PROVIDED ENTRIES:
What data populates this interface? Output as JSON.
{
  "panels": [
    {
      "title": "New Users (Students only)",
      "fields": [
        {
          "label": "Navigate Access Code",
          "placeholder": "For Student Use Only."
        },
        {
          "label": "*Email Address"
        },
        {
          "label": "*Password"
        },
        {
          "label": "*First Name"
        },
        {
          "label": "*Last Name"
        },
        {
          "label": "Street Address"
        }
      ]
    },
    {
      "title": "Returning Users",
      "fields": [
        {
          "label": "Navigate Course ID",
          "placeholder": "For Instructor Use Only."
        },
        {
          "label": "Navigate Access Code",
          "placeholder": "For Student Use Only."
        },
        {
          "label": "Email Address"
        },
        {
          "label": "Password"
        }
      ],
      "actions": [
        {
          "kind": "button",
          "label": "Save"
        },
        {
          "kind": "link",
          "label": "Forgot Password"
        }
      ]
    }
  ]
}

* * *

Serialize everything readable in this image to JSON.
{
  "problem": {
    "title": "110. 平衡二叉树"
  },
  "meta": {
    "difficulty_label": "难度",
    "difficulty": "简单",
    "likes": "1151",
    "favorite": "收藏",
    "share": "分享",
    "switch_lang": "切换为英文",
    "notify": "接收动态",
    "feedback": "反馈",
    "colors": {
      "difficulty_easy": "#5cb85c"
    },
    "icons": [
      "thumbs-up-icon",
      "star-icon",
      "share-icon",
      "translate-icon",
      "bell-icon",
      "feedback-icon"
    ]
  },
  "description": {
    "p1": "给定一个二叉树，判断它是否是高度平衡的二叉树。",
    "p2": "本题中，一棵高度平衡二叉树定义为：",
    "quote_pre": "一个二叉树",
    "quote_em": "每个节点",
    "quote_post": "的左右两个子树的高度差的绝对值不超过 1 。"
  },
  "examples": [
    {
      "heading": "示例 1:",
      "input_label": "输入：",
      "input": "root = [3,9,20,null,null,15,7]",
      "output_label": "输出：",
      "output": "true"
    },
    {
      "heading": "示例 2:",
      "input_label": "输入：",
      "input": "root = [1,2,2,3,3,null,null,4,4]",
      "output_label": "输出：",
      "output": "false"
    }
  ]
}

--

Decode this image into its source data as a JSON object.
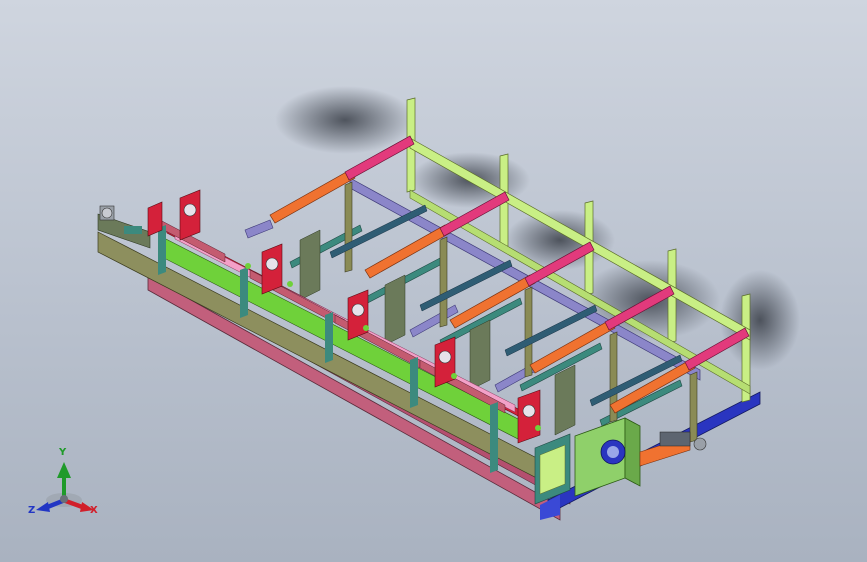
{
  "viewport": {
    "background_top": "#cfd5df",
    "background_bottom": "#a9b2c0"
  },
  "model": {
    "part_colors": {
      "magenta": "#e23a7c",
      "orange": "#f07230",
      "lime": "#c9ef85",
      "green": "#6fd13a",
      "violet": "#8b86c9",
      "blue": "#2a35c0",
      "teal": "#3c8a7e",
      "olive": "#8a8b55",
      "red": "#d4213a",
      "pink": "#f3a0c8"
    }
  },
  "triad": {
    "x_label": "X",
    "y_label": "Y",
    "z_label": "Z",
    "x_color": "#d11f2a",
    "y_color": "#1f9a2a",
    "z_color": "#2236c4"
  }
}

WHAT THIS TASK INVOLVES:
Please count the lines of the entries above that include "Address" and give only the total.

REPLY:
3